-- Provided records follows --
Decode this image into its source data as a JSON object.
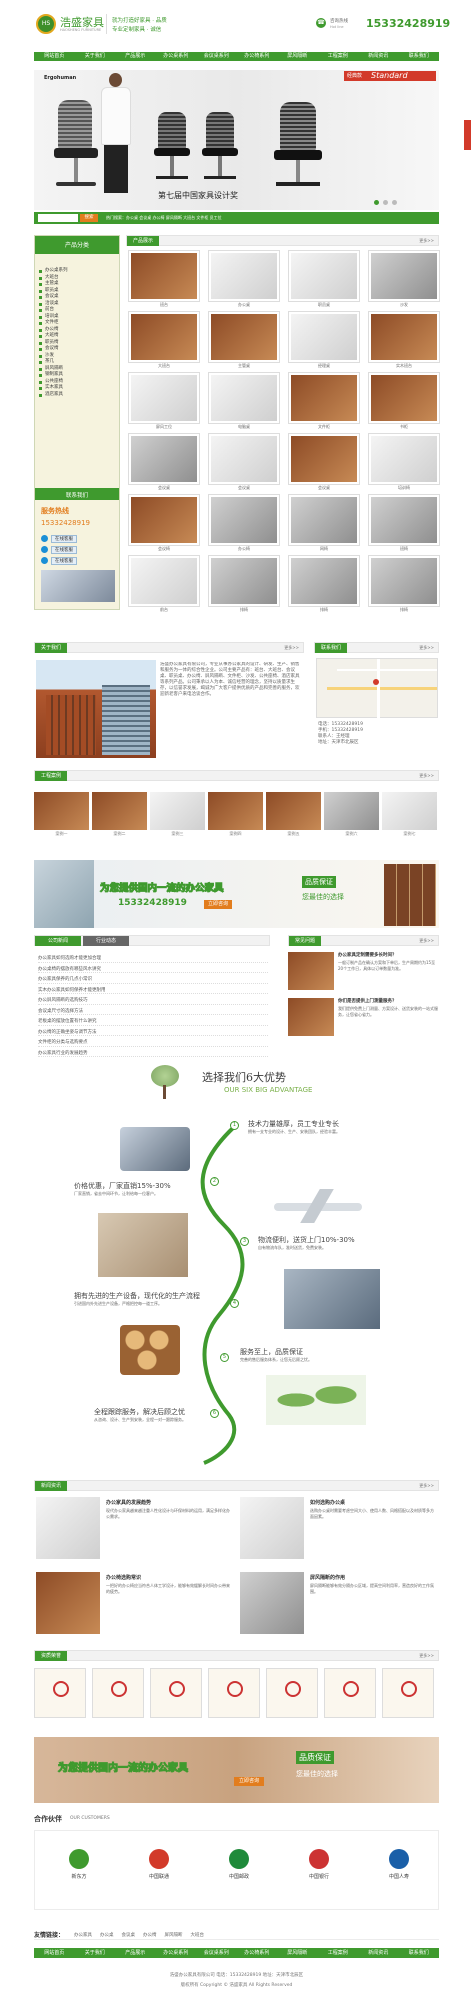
{
  "header": {
    "logo_mark": "HS",
    "brand_cn": "浩盛家具",
    "brand_en": "HAOSHENG FURNITURE",
    "slogan_1": "就为打造好家具 · 品质",
    "slogan_2": "专业定制家具 · 诚信",
    "hotline_label": "咨询热线",
    "hotline_sub": "Hot line",
    "phone": "15332428919"
  },
  "nav": [
    "网站首页",
    "关于我们",
    "产品展示",
    "办公桌系列",
    "会议桌系列",
    "办公椅系列",
    "屏风隔断",
    "工程案例",
    "新闻资讯",
    "联系我们"
  ],
  "banner": {
    "brand": "Ergohuman",
    "badge_top": "经典款",
    "badge_main": "Standard",
    "award": "第七届中国家具设计奖"
  },
  "search": {
    "placeholder": "",
    "button": "搜索",
    "hot": "热门搜索：办公桌 会议桌 办公椅 屏风隔断 大班台 文件柜 员工位"
  },
  "sidebar": {
    "title": "产品分类",
    "items": [
      "办公桌系列",
      "大班台",
      "主管桌",
      "职员桌",
      "会议桌",
      "洽谈桌",
      "前台",
      "培训桌",
      "文件柜",
      "办公椅",
      "大班椅",
      "职员椅",
      "会议椅",
      "沙发",
      "茶几",
      "屏风隔断",
      "钢制家具",
      "公共座椅",
      "实木家具",
      "酒店家具"
    ],
    "contact_title": "联系我们",
    "service_label": "服务热线",
    "service_phone": "15332428919",
    "qq": [
      "在线客服",
      "在线客服",
      "在线客服"
    ]
  },
  "products": {
    "title": "产品展示",
    "more": "更多>>",
    "items": [
      {
        "name": "班台",
        "tone": "wood"
      },
      {
        "name": "办公桌",
        "tone": "white"
      },
      {
        "name": "职员桌",
        "tone": "white"
      },
      {
        "name": "沙发",
        "tone": "grey"
      },
      {
        "name": "大班台",
        "tone": "wood"
      },
      {
        "name": "主管桌",
        "tone": "wood"
      },
      {
        "name": "经理桌",
        "tone": "white"
      },
      {
        "name": "实木班台",
        "tone": "wood"
      },
      {
        "name": "屏风工位",
        "tone": "white"
      },
      {
        "name": "电脑桌",
        "tone": "white"
      },
      {
        "name": "文件柜",
        "tone": "wood"
      },
      {
        "name": "书柜",
        "tone": "wood"
      },
      {
        "name": "会议桌",
        "tone": "grey"
      },
      {
        "name": "会议桌",
        "tone": "white"
      },
      {
        "name": "会议桌",
        "tone": "wood"
      },
      {
        "name": "培训椅",
        "tone": "white"
      },
      {
        "name": "会议椅",
        "tone": "wood"
      },
      {
        "name": "办公椅",
        "tone": "grey"
      },
      {
        "name": "网椅",
        "tone": "grey"
      },
      {
        "name": "班椅",
        "tone": "grey"
      },
      {
        "name": "前台",
        "tone": "white"
      },
      {
        "name": "排椅",
        "tone": "grey"
      },
      {
        "name": "排椅",
        "tone": "grey"
      },
      {
        "name": "排椅",
        "tone": "grey"
      }
    ]
  },
  "about": {
    "title": "关于我们",
    "more": "更多>>",
    "text": "浩盛办公家具有限公司，专业从事办公家具的设计、研发、生产、销售和服务为一体的综合性企业。公司主要产品有：班台、大班台、会议桌、职员桌、办公椅、屏风隔断、文件柜、沙发、公共座椅、酒店家具等系列产品。公司秉承以人为本、诚信经营的理念，坚持以质量求生存，以信誉求发展，竭诚为广大客户提供优质的产品和完善的服务，欢迎新老客户来电洽谈合作。"
  },
  "contact": {
    "title": "联系我们",
    "more": "更多>>",
    "lines": [
      "电话：15332428919",
      "手机：15332428919",
      "联系人：王经理",
      "地址：天津市北辰区"
    ]
  },
  "cases": {
    "title": "工程案例",
    "more": "更多>>",
    "items": [
      "案例一",
      "案例二",
      "案例三",
      "案例四",
      "案例五",
      "案例六",
      "案例七"
    ]
  },
  "promo": {
    "line": "为您提供国内一流的办公家具",
    "phone": "15332428919",
    "button": "立即咨询",
    "badge_1": "品质保证",
    "badge_2": "您最佳的选择"
  },
  "news": {
    "tab_active": "公司新闻",
    "tab_other": "行业动态",
    "items": [
      "办公家具如何选购才能更加合理",
      "办公桌椅的摆放有哪些风水讲究",
      "办公家具保养的几点小常识",
      "实木办公家具如何保养才能更耐用",
      "办公屏风隔断的选购技巧",
      "会议桌尺寸的选择方法",
      "老板桌的摆放位置有什么讲究",
      "办公椅的正确坐姿与调节方法",
      "文件柜的分类与选购要点",
      "办公家具行业的发展趋势"
    ]
  },
  "faq": {
    "title": "常见问题",
    "more": "更多>>",
    "items": [
      {
        "title": "办公家具定制需要多长时间？",
        "text": "一般订制产品在确认方案和下单后，生产周期约为15至20个工作日，具体以订单数量为准。"
      },
      {
        "title": "你们是否提供上门测量服务？",
        "text": "我们提供免费上门测量、方案设计、送货安装的一站式服务，让您省心省力。"
      }
    ]
  },
  "advantages": {
    "title": "选择我们6大优势",
    "subtitle": "OUR SIX BIG ADVANTAGE",
    "items": [
      {
        "no": "1",
        "title": "技术力量雄厚，员工专业专长",
        "text": "拥有一支专业的设计、生产、安装团队，经验丰富。"
      },
      {
        "no": "2",
        "title": "价格优惠，厂家直销15%-30%",
        "text": "厂家直销，省去中间环节，让利给每一位客户。"
      },
      {
        "no": "3",
        "title": "物流便利，送货上门10%-30%",
        "text": "自有物流车队，准时送货，免费安装。"
      },
      {
        "no": "4",
        "title": "拥有先进的生产设备，现代化的生产流程",
        "text": "引进国内外先进生产设备，严格把控每一道工序。"
      },
      {
        "no": "5",
        "title": "服务至上，品质保证",
        "text": "完善的售后服务体系，让您无后顾之忧。"
      },
      {
        "no": "6",
        "title": "全程跟踪服务，解决后顾之忧",
        "text": "从咨询、设计、生产到安装，全程一对一跟踪服务。"
      }
    ]
  },
  "news2": {
    "title": "新闻资讯",
    "more": "更多>>",
    "items": [
      {
        "title": "办公家具的发展趋势",
        "text": "现代办公家具越来越注重人性化设计与环保材料的运用，满足多样化办公需求。"
      },
      {
        "title": "如何选购办公桌",
        "text": "选购办公桌时需要考虑空间大小、使用人数、风格搭配以及材质等多方面因素。"
      },
      {
        "title": "办公椅选购常识",
        "text": "一把好的办公椅应当符合人体工学设计，能够有效缓解长时间办公带来的疲劳。"
      },
      {
        "title": "屏风隔断的作用",
        "text": "屏风隔断能够有效分隔办公区域，提高空间利用率，营造良好的工作氛围。"
      }
    ]
  },
  "certs": {
    "title": "资质荣誉",
    "more": "更多>>",
    "count": 7
  },
  "promo2": {
    "line": "为您提供国内一流的办公家具",
    "button": "立即咨询",
    "badge_1": "品质保证",
    "badge_2": "您最佳的选择"
  },
  "partners": {
    "title": "合作伙伴",
    "subtitle": "OUR CUSTOMERS",
    "items": [
      "新东方",
      "中国联通",
      "中国邮政",
      "中国银行",
      "中国人寿"
    ]
  },
  "links": {
    "label": "友情链接：",
    "items": [
      "办公家具",
      "办公桌",
      "会议桌",
      "办公椅",
      "屏风隔断",
      "大班台"
    ]
  },
  "footer": {
    "nav": [
      "网站首页",
      "关于我们",
      "产品展示",
      "办公桌系列",
      "会议桌系列",
      "办公椅系列",
      "屏风隔断",
      "工程案例",
      "新闻资讯",
      "联系我们"
    ],
    "line1": "浩盛办公家具有限公司 电话：15332428919 地址：天津市北辰区",
    "line2": "版权所有 Copyright © 浩盛家具 All Rights Reserved"
  },
  "colors": {
    "brand_green": "#3f9a2e",
    "accent_orange": "#e27d1e",
    "phone_green": "#3f9a2e"
  }
}
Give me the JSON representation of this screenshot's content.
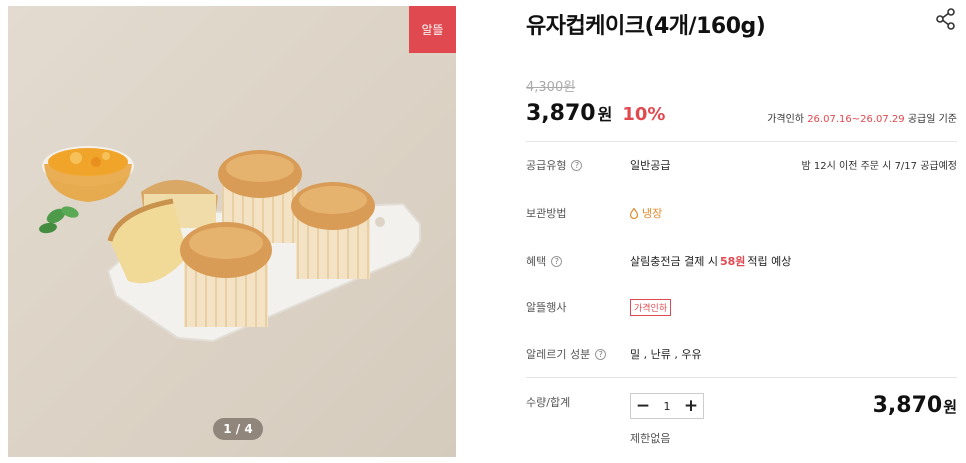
{
  "gallery": {
    "badge": "알뜰",
    "pager": "1 / 4"
  },
  "product": {
    "title": "유자컵케이크(4개/160g)",
    "original_price": "4,300원",
    "price": "3,870",
    "price_unit": "원",
    "discount": "10%",
    "sale_period": {
      "prefix": "가격인하 ",
      "dates": "26.07.16~26.07.29",
      "suffix": " 공급일 기준"
    }
  },
  "details": {
    "supply_type": {
      "label": "공급유형",
      "value": "일반공급",
      "note": "밤 12시 이전 주문 시 7/17 공급예정"
    },
    "storage": {
      "label": "보관방법",
      "value": "냉장"
    },
    "benefit": {
      "label": "혜택",
      "prefix": "살림충전금 결제 시 ",
      "points": "58원",
      "suffix": " 적립 예상"
    },
    "event": {
      "label": "알뜰행사",
      "tag": "가격인하"
    },
    "allergy": {
      "label": "알레르기 성분",
      "value": "밀 , 난류 , 우유"
    }
  },
  "order": {
    "label": "수량/합계",
    "minus": "−",
    "quantity": "1",
    "plus": "+",
    "total": "3,870",
    "total_unit": "원",
    "limit": "제한없음"
  },
  "colors": {
    "accent": "#e0494f",
    "storage": "#e58a2c"
  },
  "icons": {
    "share": "share-icon",
    "help": "question-circle-icon",
    "storage": "water-drop-icon"
  }
}
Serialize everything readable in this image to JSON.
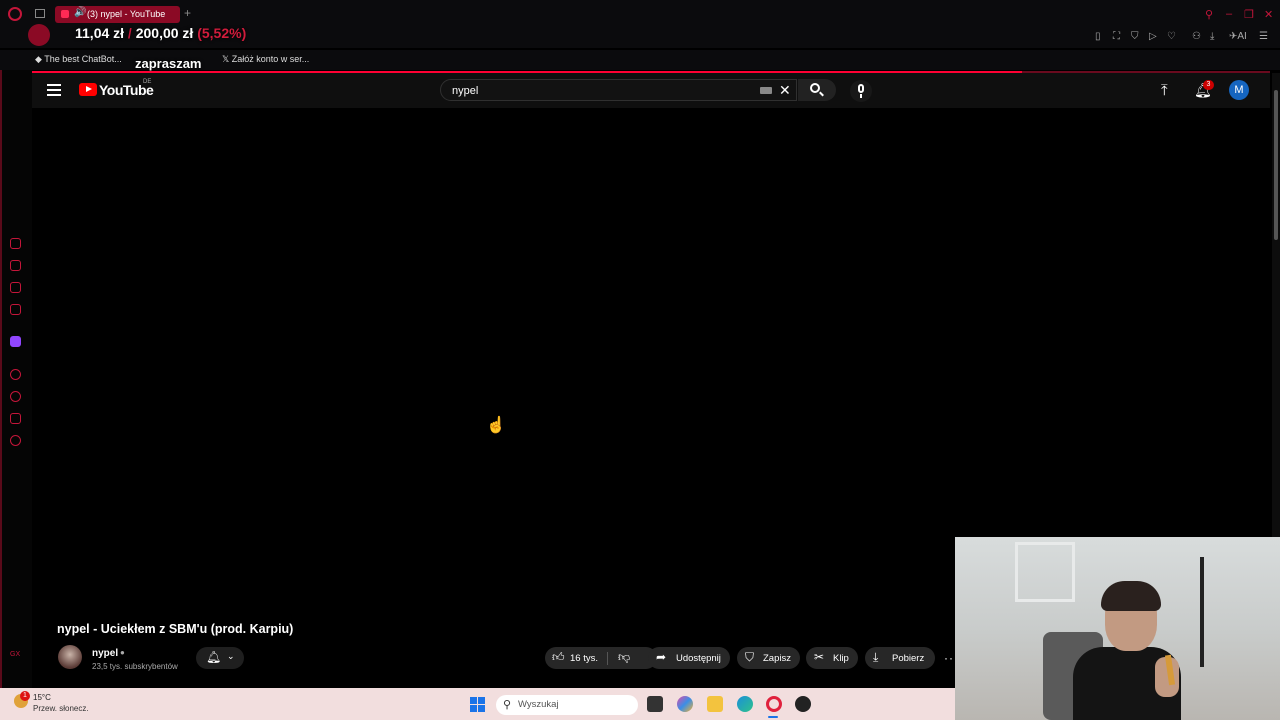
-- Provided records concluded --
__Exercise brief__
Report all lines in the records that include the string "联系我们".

__Response area__
    "联系我们"
    "contact_title": "联系我们",
    "title": "联系我们",
      "联系我们"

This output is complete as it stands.